For me the Red Bull 400 races are real fun. Of course, it is very hard, but also very short so the pain does not last for very long. At the Red Bull 400 races you have spectators all the way along and they make you give 100%. The only problem is that you have to focus not to over pace in the first half.
Are you proud of your Red Bull 400 record and the increasing global spotlight placed on alternative running events like this now?
Yes I am very proud, especially because I think that the difference to the men’s record is not that big.
Being a doctor, does it help you with knowing how far you can physically push your body?
I don’t think that it has something to do with my profession, but I know that compared to others it is easy for me to push to the limit.
How do you balance your two different lives and fit in all your training?
At the moment, I work in a hospital that is very close to where I live so I cycle before I start work. Normally I cycle up the Gmundnerberg (884m) or the Grasberg (728m) before I return directly to hospital. After work, I normally run up any of the mountains nearby. I know that it would not be the life for most people, but for me it is nearly perfect – except the tiredness I often feel.
Does your medical background help with injury prevention and rehabilitation from injury?

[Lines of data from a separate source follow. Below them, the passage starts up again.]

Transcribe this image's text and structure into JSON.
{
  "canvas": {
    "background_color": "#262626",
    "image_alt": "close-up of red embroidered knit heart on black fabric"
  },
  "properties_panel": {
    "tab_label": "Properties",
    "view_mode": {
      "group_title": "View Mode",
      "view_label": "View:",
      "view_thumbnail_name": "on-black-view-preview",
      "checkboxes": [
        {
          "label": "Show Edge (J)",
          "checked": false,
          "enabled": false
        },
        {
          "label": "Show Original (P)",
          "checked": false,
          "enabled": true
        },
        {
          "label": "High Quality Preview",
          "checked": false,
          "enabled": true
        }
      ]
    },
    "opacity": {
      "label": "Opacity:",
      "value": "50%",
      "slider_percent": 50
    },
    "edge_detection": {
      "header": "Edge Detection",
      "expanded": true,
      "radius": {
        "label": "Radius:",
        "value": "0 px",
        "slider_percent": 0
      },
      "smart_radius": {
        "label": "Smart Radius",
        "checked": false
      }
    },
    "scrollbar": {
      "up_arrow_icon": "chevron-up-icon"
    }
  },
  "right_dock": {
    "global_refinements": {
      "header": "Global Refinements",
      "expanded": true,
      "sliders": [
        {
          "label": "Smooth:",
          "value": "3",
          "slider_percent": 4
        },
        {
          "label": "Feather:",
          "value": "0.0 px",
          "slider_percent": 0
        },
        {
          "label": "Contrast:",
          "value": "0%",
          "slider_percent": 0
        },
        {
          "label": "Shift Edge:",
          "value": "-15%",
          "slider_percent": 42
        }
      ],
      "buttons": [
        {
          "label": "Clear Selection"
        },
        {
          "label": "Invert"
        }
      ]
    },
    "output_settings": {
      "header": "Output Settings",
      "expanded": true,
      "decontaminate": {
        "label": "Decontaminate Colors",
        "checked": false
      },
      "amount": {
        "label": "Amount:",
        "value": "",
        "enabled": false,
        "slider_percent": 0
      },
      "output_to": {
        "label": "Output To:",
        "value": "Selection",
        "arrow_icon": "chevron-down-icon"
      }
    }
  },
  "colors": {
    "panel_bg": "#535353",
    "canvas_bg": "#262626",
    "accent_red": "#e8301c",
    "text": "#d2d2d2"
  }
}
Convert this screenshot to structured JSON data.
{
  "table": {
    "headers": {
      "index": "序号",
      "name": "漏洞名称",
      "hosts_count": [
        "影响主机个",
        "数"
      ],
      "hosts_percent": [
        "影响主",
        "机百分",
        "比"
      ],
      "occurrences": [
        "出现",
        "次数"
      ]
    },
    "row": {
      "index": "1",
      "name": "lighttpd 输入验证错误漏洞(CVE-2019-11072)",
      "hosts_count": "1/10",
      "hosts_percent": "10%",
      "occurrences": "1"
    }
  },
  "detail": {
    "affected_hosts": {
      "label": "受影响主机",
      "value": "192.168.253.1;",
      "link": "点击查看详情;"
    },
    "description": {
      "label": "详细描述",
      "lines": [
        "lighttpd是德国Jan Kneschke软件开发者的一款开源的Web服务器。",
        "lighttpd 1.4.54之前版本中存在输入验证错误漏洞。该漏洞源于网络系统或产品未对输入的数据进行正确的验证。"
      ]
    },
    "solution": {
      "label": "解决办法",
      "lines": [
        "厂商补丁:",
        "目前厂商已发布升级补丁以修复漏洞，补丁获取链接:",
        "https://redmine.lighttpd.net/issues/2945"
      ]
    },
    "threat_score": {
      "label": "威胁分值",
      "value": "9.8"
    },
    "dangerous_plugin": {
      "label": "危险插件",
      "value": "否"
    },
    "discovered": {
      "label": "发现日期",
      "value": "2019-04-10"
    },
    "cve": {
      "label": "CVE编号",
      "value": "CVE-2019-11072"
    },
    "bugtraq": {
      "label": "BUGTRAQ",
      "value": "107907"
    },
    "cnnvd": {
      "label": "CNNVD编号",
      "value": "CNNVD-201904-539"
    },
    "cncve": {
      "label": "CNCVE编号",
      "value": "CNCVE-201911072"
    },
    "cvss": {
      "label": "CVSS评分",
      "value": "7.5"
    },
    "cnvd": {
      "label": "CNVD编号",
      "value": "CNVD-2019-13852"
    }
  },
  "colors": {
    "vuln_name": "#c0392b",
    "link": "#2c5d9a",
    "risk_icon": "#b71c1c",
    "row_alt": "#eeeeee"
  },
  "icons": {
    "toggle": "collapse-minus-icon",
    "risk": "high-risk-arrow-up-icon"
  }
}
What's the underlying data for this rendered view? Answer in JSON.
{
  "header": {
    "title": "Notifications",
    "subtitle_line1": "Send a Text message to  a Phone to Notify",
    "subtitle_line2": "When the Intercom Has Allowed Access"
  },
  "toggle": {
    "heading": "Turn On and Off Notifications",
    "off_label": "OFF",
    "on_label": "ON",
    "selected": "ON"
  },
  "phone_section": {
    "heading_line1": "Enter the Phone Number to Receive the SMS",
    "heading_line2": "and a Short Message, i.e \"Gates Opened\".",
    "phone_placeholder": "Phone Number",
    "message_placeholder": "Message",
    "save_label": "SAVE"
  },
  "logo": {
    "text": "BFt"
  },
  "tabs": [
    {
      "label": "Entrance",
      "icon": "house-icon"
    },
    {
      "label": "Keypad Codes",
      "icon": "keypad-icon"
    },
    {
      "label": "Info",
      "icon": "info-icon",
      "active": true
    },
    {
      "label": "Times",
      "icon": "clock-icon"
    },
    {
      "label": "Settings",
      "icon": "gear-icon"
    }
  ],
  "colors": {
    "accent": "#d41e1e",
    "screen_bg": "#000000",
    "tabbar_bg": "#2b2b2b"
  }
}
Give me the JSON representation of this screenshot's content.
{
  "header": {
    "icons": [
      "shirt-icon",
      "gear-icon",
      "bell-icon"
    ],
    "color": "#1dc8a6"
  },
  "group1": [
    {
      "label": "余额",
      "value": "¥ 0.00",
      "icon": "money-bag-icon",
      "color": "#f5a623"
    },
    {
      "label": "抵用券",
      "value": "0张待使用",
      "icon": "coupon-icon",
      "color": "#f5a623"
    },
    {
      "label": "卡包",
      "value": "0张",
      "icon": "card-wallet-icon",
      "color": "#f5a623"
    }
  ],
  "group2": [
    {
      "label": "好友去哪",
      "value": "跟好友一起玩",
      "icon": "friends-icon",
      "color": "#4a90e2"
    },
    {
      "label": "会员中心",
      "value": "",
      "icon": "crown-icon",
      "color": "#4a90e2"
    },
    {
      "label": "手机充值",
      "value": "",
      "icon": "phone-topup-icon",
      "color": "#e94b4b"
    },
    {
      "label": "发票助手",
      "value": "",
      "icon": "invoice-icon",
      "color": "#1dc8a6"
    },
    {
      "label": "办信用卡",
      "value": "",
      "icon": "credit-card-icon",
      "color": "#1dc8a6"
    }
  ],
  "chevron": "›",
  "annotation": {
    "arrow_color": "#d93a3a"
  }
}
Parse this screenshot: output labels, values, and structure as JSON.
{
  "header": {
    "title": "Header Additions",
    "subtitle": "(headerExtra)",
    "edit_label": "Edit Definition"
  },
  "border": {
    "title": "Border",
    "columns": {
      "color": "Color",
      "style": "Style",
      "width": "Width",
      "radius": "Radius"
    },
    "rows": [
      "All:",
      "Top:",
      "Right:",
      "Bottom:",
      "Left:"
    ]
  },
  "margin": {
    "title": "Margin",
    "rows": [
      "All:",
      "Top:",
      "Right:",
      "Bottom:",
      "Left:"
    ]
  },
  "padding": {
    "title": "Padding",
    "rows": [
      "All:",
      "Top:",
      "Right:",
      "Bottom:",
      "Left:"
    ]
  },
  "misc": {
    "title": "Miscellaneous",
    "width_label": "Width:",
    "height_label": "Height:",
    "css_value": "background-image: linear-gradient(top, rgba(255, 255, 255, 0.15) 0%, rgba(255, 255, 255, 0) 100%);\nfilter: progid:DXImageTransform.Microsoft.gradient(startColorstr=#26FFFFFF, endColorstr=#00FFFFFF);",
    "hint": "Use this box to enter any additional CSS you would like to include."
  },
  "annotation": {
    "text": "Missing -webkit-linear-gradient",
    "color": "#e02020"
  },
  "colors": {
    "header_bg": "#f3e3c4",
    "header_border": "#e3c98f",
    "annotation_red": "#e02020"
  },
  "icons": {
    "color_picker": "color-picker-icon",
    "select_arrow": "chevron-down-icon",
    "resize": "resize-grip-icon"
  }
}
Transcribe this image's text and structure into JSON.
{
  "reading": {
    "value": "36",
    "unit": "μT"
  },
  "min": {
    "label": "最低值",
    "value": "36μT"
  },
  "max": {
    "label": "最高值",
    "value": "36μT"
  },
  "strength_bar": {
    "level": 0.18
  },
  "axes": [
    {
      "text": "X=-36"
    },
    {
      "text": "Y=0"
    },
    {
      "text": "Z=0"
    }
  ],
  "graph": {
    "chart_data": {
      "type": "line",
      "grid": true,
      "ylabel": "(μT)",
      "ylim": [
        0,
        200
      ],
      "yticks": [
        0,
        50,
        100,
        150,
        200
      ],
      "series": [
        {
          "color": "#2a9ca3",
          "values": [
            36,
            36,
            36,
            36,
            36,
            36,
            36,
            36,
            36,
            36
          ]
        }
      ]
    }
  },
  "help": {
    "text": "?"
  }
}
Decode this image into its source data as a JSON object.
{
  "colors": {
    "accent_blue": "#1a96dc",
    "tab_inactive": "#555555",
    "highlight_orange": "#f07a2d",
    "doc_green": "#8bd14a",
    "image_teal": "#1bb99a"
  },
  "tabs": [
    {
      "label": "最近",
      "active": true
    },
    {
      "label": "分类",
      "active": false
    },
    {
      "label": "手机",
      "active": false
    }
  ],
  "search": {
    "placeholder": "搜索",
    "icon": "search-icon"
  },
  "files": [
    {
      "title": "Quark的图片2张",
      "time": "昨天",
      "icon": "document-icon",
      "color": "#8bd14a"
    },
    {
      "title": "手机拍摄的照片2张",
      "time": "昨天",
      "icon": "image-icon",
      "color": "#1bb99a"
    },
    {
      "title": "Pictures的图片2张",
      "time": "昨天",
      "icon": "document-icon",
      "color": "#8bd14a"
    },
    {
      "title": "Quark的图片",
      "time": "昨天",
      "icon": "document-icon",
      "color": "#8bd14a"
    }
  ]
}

I think my injury prevention is my work as a doctor, because it saves me from training too much.